The tradition of animal experiments is so deeply ingrained that the whole medical system is based on it. Researchers attract grants based on how many papers they publish. It’s much easier to publish papers using animals than by doing human-based research. Animal breeders, cage and equipment manufacturers and the pharmaceutical industry are multi-billion pound industries. Animal tests help them speed new drugs to market and give them liability protection when their drugs kill or injure.

However, the tide is turning. We recently witnessed the biggest drug disaster in history when the arthritis drug Vioxx was withdrawn after causing heart attacks. The Physicians Committee for Responsible Medicine, American doctors who campaign against animal testing, are suing Merck for promoting an unsafe drug on the strength of test results in monkeys.
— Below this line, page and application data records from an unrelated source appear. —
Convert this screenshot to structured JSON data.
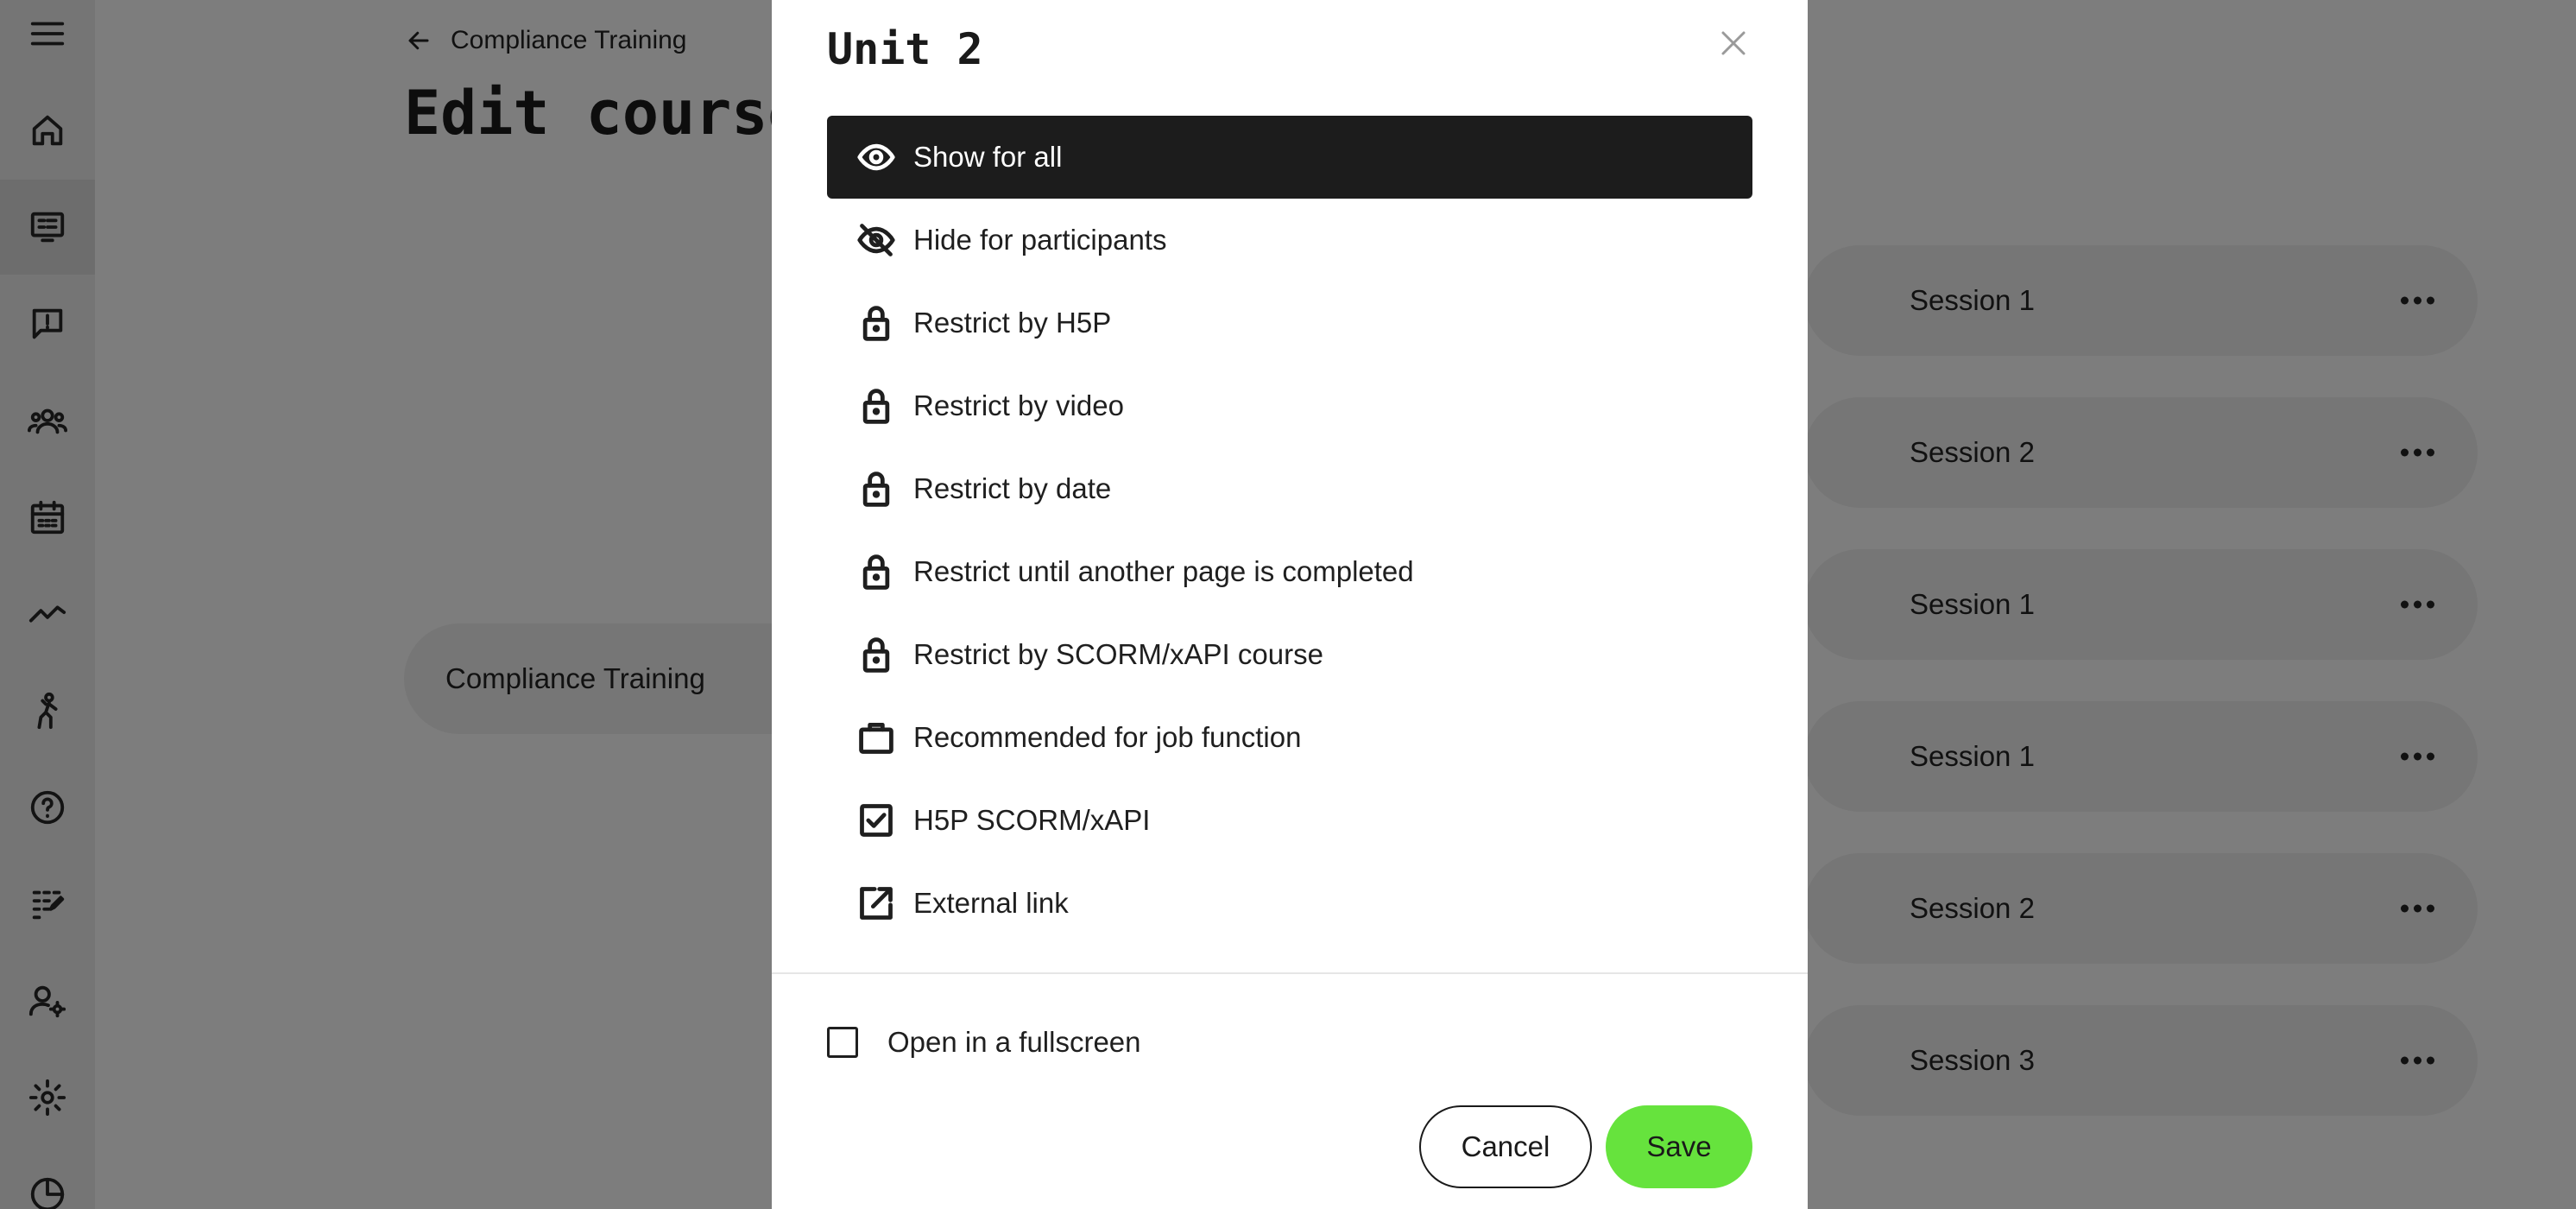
{
  "header": {
    "back_label": "Compliance Training",
    "page_title": "Edit course"
  },
  "course_card": {
    "label": "Compliance Training"
  },
  "sessions": [
    {
      "label": "Session 1"
    },
    {
      "label": "Session 2"
    },
    {
      "label": "Session 1"
    },
    {
      "label": "Session 1"
    },
    {
      "label": "Session 2"
    },
    {
      "label": "Session 3"
    }
  ],
  "sidebar": {
    "items": [
      {
        "icon": "menu-icon"
      },
      {
        "icon": "home-icon"
      },
      {
        "icon": "courses-icon",
        "active": true
      },
      {
        "icon": "feedback-icon"
      },
      {
        "icon": "users-icon"
      },
      {
        "icon": "calendar-icon"
      },
      {
        "icon": "analytics-icon"
      },
      {
        "icon": "activity-icon"
      },
      {
        "icon": "help-icon"
      },
      {
        "icon": "apps-icon"
      },
      {
        "icon": "user-settings-icon"
      },
      {
        "icon": "settings-icon"
      },
      {
        "icon": "reports-icon"
      }
    ]
  },
  "modal": {
    "title": "Unit 2",
    "options": [
      {
        "label": "Show for all",
        "icon": "eye-icon",
        "selected": true
      },
      {
        "label": "Hide for participants",
        "icon": "eye-off-icon"
      },
      {
        "label": "Restrict by H5P",
        "icon": "lock-icon"
      },
      {
        "label": "Restrict by video",
        "icon": "lock-icon"
      },
      {
        "label": "Restrict by date",
        "icon": "lock-icon"
      },
      {
        "label": "Restrict until another page is completed",
        "icon": "lock-icon"
      },
      {
        "label": "Restrict by SCORM/xAPI course",
        "icon": "lock-icon"
      },
      {
        "label": "Recommended for job function",
        "icon": "briefcase-icon"
      },
      {
        "label": "H5P SCORM/xAPI",
        "icon": "checkbox-checked-icon"
      },
      {
        "label": "External link",
        "icon": "external-link-icon"
      }
    ],
    "fullscreen_label": "Open in a fullscreen",
    "fullscreen_checked": false,
    "cancel_label": "Cancel",
    "save_label": "Save"
  },
  "colors": {
    "selected_bg": "#1c1c1c",
    "save_button": "#66e33d",
    "overlay": "rgba(0,0,0,0.5)"
  }
}
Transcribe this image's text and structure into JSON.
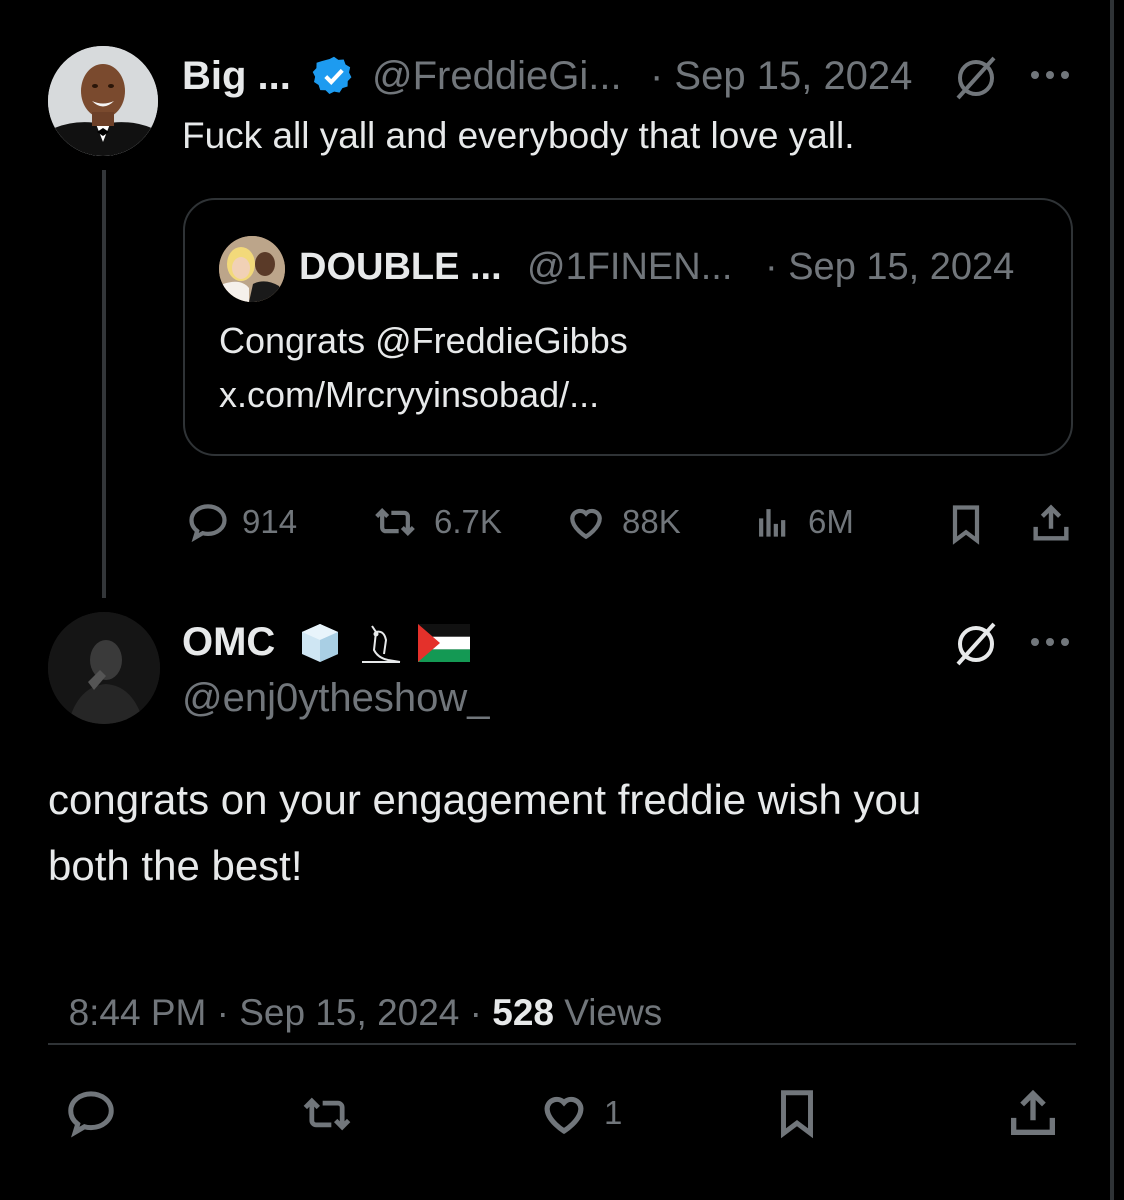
{
  "colors": {
    "background": "#000000",
    "text": "#e7e9ea",
    "muted": "#71767b",
    "verified": "#1d9bf0",
    "border": "#2f3336"
  },
  "parent_tweet": {
    "author_name": "Big ...",
    "handle": "@FreddieGi...",
    "separator_date": "· Sep 15, 2024",
    "text": "Fuck all yall and everybody that love yall.",
    "verified_icon": "verified-badge-icon",
    "quote": {
      "author_name": "DOUBLE ...",
      "handle": "@1FINEN...",
      "separator_date": "· Sep 15, 2024",
      "line1": "Congrats @FreddieGibbs",
      "line2": "x.com/Mrcryyinsobad/..."
    },
    "stats": {
      "replies": "914",
      "reposts": "6.7K",
      "likes": "88K",
      "views": "6M"
    }
  },
  "reply_tweet": {
    "author_name": "OMC",
    "emojis": [
      "ice-cube-icon",
      "owl-icon",
      "palestine-flag-icon"
    ],
    "handle": "@enj0ytheshow_",
    "text_line1": "congrats on your engagement freddie wish you",
    "text_line2": "both the best!",
    "meta_time": "8:44 PM · Sep 15, 2024 · ",
    "views_count": "528",
    "views_label": " Views",
    "likes": "1"
  }
}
This was reported on the same day as the one-sided reports about Darley Oaks closing. No one made the link between Vioxx – extensively animal-tested yet lethal to humans – and the guinea pig farm, but if they had they would have cheered. Guinea pigs are used in medical research for skin irritation testing. Their fur is shaved and medication applied, without anaesthetic, causing agony. But due to a difference in the distribution of blood vessels, their skin reacts differently to ours, rendering most experiments useless. Yet the media avoid these arguments and exaggerate the extremist angle.

In reality, most animal rights protesters are law abiding. However peaceful old ladies don’t make waves, and in frustration a minority of extremists take violent action, which acts as propaganda to the vivisectionists.

Article 4: Research Defence Society

Medical Milestones

Animal research has played an important role in most major medical advances of the last century. We have probably all benefited from vaccines and antibiotics to prevent and treat infections and anaesthetics used in all forms of surgery. Medicines can now overcome serious conditions such as diabetes, asthma and high blood pressure.

Research in the last few decades has also begun to answer some of the more difficult medical problems such as cancer, heart disease and depression, and newly emerged infections such as HIV. In addition to the medical benefits, we should not forget that every advance in veterinary medicine is, by definition, the result of animal research.

Medical science has developed a wide range of non-animal experimental techniques which can provide answers to scientific questions that animal studies simply could not address. Despite these scientific advances, a review of some current medical research shows that many key questions in medical science can still only be answered by studies on animals. These studies offer hope to millions who suffer from serious conditions such as cystic fibrosis, Alzheimer’s disease, stroke, spinal cord damage and third world infections like malaria.


What is an alternative?

By any common-sense definition, the word ‘alternative’ suggests a choice between two or more options. In the case of animal experiments there is no choice. If a non-animal (in vitro) method is developed to replace animals, then it must be used.

Advances in science and technology can lead to techniques that can replace animals. However, different research methods are generally complementary rather than alternatives.

Few in vitro techniques at present can directly replace the use of animals.

Playwright Interview